Task Parallelism - 2021.2 English

Vitis Unified Software Platform Documentation: Application Acceleration Development (UG1393)

Document ID
UG1393
ft:locale
English (United States)
Release Date
2021-12-15
Version
2021.2 English

Task parallelism allows you to take advantage of dataflow parallelism. In contrast to loop parallelism, when task parallelism is deployed, full execution units (tasks) are allowed to operate in parallel taking advantage of extra buffering introduced between the tasks.

See the following example:

void run (ap_uint<16> in[1024],
	  ap_uint<16> out[1024]
	  ) {
  ap_uint<16> tmp[128];
  for(int i = 0; i<8; i++) {
    processA(&(in[i*128]), tmp);
    processB(tmp, &(out[i*128]));
  }
}

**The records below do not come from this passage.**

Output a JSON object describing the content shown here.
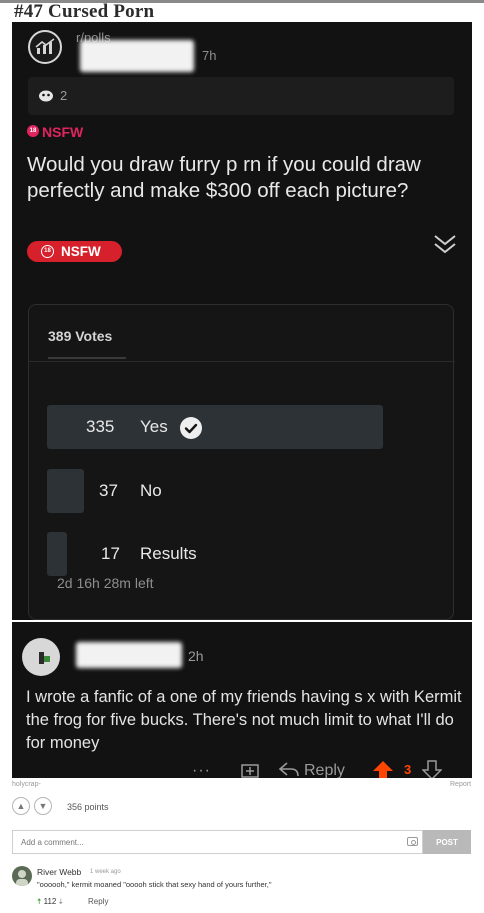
{
  "page": {
    "title": "#47 Cursed Porn"
  },
  "poll_post": {
    "subreddit": "r/polls",
    "time": "7h",
    "award_count": "2",
    "nsfw_tag": "NSFW",
    "question": "Would you draw furry p  rn if you could draw perfectly and make $300 off each picture?",
    "nsfw_badge": "NSFW",
    "total_votes": "389 Votes",
    "options": [
      {
        "count": "335",
        "label": "Yes",
        "fraction": 0.861,
        "selected": true
      },
      {
        "count": "37",
        "label": "No",
        "fraction": 0.095,
        "selected": false
      },
      {
        "count": "17",
        "label": "Results",
        "fraction": 0.044,
        "selected": false
      }
    ],
    "time_left": "2d 16h 28m left"
  },
  "comment_post": {
    "time": "2h",
    "text": "I wrote a fanfic of a one of my friends having s x with Kermit the frog for five bucks. There's not much limit to what I'll do for money",
    "reply_label": "Reply",
    "score": "3",
    "more_icon": "ellipsis-icon"
  },
  "site": {
    "poster": "holycrap-",
    "report_label": "Report",
    "points": "356 points",
    "comment_placeholder": "Add a comment...",
    "post_label": "POST",
    "comment": {
      "author": "River Webb",
      "time": "1 week ago",
      "text": "\"oooooh,\" kermit moaned \"ooooh stick that sexy hand of yours further,\"",
      "score": "112",
      "reply_label": "Reply"
    }
  },
  "colors": {
    "nsfw": "#e0245e",
    "upvote_orange": "#ff4500",
    "dark_bg": "#121212",
    "upvote_green": "#3a9b3a"
  }
}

When this code is executed, the function processA and processB are executed sequentially 128 times in a row. Given the combined latency for processA and processB, the loop is set to 278 and the total latency can be estimated as:

Figure 1. Performance Estimates

The extra cycle is due to loop setup and can be observed in the Schedule Viewer.

For C/C++ code, task parallelism is performed by adding the DATAFLOW pragma into the for-loop:

#pragma HLS DATAFLOW

For OpenCL API code, add the attribute before the for-loop:

__attribute__ ((xcl_dataflow))

Refer to Dataflow Optimization, HLS Pragmas, and OpenCL Attributes for more details on this topic.

As illustrated by the estimates in the HLS report, applying the transformation will considerably improve the overall performance effectively using a double (ping-pong) buffer scheme between the tasks:

Figure 2. Performances Estimates

The overall latency of the design has almost halved in this case due to concurrent execution of the different tasks of the different iterations. Given the 139 cycles per processing function and the full overlap of the 128 iterations, this allows the total latency to be:

(1x only processA + 127x both processes + 1x only processB) * 139 cycles = 17931 cycles 

Using task parallelism is a powerful method to improve performance when it comes to implementation. However, the effectiveness of applying the DATAFLOW pragma to a specific and arbitrary piece of code might vary vastly. It is often necessary to look at the execution pattern of the individual tasks to understand the final implementation of the DATAFLOW pragma. Finally, the Vitis core development kit provides the Detailed Kernel Trace, which illustrates concurrent execution.

Figure 3. Detailed Kernel Trace

For this Detailed Kernel Trace, the tool displays the start of the dataflow loop, as shown in the previous figure. It illustrates how processA is starting up right away with the beginning of the loop, while processB waits until the completion of the processA before it can start up its first iteration. However, while processB completes the first iteration of the loop, processA begins operating on the second iteration, etc.

A more abstract representation of this information is presented in Timeline Trace for the host and device activity.